Excerpts from an interface dataset:

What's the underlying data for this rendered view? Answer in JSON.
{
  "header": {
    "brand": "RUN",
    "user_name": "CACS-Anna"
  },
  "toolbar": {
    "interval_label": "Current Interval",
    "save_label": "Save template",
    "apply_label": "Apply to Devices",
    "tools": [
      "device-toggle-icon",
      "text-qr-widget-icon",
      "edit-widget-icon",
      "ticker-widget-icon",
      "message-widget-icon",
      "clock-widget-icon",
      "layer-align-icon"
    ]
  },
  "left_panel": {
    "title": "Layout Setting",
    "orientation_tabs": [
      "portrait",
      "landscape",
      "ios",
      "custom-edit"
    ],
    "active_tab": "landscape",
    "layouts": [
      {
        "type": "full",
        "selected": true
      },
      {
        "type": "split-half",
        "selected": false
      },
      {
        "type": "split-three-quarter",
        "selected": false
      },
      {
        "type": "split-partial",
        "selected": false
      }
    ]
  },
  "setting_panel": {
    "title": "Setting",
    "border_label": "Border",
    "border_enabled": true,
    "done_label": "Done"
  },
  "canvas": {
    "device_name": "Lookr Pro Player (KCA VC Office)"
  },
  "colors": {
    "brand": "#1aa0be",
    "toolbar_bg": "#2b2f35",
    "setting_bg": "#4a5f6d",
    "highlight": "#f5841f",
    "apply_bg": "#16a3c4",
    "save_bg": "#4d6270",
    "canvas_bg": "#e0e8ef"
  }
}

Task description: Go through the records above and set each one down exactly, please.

Answer below:
What's the underlying data for this rendered view? Answer in JSON.
{
  "header": {
    "brand": "RUN",
    "user_name": "CACS-Anna"
  },
  "toolbar": {
    "interval_label": "Current Interval",
    "save_label": "Save template",
    "apply_label": "Apply to Devices",
    "tools": [
      "device-toggle-icon",
      "text-qr-widget-icon",
      "edit-widget-icon",
      "ticker-widget-icon",
      "message-widget-icon",
      "clock-widget-icon",
      "layer-align-icon"
    ]
  },
  "left_panel": {
    "title": "Layout Setting",
    "orientation_tabs": [
      "portrait",
      "landscape",
      "ios",
      "custom-edit"
    ],
    "active_tab": "landscape",
    "layouts": [
      {
        "type": "full",
        "selected": true
      },
      {
        "type": "split-half",
        "selected": false
      },
      {
        "type": "split-three-quarter",
        "selected": false
      },
      {
        "type": "split-partial",
        "selected": false
      }
    ]
  },
  "setting_panel": {
    "title": "Setting",
    "border_label": "Border",
    "border_enabled": true,
    "done_label": "Done"
  },
  "canvas": {
    "device_name": "Lookr Pro Player (KCA VC Office)"
  },
  "colors": {
    "brand": "#1aa0be",
    "toolbar_bg": "#2b2f35",
    "setting_bg": "#4a5f6d",
    "highlight": "#f5841f",
    "apply_bg": "#16a3c4",
    "save_bg": "#4d6270",
    "canvas_bg": "#e0e8ef"
  }
}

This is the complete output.